Following several days of observation, a medical team released a statement that they had found evidence that SM suffers from mental health issues including schizophrenia.

This information was passed to the police, but they are still holding her in hospital while they continue to investigate the case.

The police spokeswoman, Lena, said police are handling the case as sensitively as possible for fear of inflaming tensions within the local community.

Lena refused to confirm if SM is ethnically Chinese, in case this causes race riots.

Police in Bogor are wary that, as with Meliana's case, which prompted attacks on Buddhist temples, the Catholic community in Bogor could be similarly targeted.

In Meliana's case, the North Sumatra chapter of the conservative MUI issued a fatwa, or ruling on Islamic law, against her to build pressure on the police to continue the case. In Indonesia such rulings are not legally binding.

It's understood that no fatwa has been issued against SM, and the head of the Bogor chapter of the MUI, Ahmad Mukri Aji, was swiftly called to a press conference by the police where he appealed for calm, urging the local Muslim community to respect the legal process.

However one of the mosque's custodians, speaking on the condition of anonymity, told the Herald and The Age that, even without a fatwa, he hopes that the case against SM will continue in order to "satisfy local Muslim worshippers and protect them from these kinds of incidents in the future".

Usman highlights the similarities between Meliana's and SM's cases, and he is pessimistic about SM's prospects. "I would say 100 per cent there will be a guilty verdict."

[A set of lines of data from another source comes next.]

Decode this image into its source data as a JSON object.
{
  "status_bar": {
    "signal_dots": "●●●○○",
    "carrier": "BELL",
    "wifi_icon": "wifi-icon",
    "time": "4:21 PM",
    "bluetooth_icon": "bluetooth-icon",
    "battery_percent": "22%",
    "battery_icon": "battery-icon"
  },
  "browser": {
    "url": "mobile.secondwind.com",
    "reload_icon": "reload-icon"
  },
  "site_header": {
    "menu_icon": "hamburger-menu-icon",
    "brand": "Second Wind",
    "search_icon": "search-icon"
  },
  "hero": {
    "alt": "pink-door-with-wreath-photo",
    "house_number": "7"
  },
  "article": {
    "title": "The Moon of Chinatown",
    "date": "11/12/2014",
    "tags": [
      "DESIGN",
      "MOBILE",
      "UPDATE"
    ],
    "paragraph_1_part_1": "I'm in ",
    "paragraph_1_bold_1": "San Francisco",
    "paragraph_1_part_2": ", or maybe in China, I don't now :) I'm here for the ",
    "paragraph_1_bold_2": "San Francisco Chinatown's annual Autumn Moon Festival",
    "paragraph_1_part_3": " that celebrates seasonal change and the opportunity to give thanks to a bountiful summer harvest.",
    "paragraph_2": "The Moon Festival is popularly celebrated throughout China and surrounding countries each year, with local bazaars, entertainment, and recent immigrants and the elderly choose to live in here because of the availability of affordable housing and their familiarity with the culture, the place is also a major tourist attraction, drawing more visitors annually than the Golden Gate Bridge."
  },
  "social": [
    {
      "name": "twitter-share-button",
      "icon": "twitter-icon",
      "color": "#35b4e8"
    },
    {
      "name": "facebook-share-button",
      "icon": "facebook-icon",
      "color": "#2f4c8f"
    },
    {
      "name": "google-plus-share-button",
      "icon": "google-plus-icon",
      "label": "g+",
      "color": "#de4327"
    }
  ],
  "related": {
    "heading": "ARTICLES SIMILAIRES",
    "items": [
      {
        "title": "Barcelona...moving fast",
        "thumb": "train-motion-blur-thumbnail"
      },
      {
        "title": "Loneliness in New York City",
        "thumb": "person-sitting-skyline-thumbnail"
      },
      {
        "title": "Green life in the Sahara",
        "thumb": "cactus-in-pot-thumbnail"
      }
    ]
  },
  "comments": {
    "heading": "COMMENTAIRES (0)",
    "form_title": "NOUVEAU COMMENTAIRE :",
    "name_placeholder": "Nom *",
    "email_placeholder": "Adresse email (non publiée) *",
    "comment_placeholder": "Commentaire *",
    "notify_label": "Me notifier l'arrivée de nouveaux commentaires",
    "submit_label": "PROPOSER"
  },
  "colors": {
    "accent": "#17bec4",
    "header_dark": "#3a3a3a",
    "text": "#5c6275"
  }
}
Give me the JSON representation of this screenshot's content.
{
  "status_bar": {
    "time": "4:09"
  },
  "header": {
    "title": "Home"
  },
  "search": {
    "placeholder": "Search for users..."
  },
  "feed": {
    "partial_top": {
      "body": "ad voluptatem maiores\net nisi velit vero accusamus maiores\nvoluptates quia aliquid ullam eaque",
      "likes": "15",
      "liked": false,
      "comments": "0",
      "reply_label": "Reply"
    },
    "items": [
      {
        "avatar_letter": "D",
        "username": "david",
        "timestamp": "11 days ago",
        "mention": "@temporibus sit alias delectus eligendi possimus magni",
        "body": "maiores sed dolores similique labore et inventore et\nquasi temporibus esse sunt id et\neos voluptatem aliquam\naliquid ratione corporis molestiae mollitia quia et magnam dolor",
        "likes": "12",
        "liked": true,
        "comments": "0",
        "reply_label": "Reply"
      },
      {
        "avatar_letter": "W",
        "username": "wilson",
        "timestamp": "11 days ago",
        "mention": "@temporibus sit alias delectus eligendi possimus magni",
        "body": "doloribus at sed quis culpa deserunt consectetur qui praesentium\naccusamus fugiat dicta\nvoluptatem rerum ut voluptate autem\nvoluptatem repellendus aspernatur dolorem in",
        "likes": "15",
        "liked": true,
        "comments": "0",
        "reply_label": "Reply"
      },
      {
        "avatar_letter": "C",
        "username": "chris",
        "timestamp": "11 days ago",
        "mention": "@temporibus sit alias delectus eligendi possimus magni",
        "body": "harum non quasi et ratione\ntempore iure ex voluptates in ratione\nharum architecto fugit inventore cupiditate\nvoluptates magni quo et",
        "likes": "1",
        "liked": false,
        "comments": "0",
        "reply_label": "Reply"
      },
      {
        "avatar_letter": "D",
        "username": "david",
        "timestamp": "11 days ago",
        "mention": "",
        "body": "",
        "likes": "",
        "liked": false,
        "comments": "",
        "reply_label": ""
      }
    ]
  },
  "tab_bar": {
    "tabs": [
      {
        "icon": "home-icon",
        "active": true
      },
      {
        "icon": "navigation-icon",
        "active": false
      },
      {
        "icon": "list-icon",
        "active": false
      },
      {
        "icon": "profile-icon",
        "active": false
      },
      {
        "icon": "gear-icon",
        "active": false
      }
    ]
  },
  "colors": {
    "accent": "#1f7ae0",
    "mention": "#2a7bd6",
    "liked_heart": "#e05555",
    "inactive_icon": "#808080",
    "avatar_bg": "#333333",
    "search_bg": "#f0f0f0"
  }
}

Source: https://www.smh.com.au/world/asia/a-mentally-ill-woman-a-dead-dog-and-a-mosque-indonesia-s-religious-tolerance-under-scrutiny-20190711-p526e6.html